▶ **Task requirements**
Where does the word "panel" occur in the material? Copy each line that has it.

▶ **Data extracts**
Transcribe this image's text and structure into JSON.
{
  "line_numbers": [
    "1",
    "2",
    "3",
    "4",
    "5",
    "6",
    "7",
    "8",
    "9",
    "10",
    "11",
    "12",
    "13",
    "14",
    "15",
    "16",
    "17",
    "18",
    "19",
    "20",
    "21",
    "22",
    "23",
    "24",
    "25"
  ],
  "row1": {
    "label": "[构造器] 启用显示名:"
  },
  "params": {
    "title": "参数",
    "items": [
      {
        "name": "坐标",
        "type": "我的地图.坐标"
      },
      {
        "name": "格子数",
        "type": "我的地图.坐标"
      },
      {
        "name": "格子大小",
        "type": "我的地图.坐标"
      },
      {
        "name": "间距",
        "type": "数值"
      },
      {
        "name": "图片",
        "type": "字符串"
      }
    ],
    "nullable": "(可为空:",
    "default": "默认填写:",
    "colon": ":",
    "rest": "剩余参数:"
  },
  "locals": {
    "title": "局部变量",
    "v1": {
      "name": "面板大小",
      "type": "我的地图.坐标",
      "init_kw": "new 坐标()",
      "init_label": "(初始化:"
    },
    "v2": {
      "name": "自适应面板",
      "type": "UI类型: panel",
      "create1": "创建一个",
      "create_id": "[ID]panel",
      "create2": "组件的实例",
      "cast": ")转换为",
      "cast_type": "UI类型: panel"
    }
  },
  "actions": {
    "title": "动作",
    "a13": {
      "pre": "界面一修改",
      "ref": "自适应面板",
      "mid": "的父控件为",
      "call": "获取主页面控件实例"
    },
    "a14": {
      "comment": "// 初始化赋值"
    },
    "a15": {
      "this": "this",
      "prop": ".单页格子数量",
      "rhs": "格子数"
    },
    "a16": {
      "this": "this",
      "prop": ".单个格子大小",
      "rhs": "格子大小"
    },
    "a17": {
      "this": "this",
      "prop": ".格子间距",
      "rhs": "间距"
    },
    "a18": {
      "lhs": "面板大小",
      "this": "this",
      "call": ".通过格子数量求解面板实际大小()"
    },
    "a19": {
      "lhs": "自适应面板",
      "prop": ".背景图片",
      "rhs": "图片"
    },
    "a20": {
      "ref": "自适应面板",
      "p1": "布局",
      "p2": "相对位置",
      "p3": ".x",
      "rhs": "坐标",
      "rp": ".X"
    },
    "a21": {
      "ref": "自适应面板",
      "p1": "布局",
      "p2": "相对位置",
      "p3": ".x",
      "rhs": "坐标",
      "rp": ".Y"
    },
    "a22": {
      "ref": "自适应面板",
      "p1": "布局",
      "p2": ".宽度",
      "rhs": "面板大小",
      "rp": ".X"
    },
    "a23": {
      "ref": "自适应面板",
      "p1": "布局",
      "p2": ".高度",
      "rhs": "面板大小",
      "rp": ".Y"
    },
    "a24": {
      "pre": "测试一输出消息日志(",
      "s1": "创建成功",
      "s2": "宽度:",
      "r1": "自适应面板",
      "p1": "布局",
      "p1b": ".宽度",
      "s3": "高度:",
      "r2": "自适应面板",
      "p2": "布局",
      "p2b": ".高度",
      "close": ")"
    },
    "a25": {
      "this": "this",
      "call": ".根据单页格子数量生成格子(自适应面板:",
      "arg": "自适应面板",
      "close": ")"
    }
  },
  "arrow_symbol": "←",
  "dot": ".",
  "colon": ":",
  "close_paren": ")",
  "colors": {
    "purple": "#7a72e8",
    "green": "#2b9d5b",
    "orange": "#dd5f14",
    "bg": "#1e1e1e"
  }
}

▶ **Solution to this exercise**
      "type": "UI类型: panel",
      "create_id": "[ID]panel",
      "cast_type": "UI类型: panel"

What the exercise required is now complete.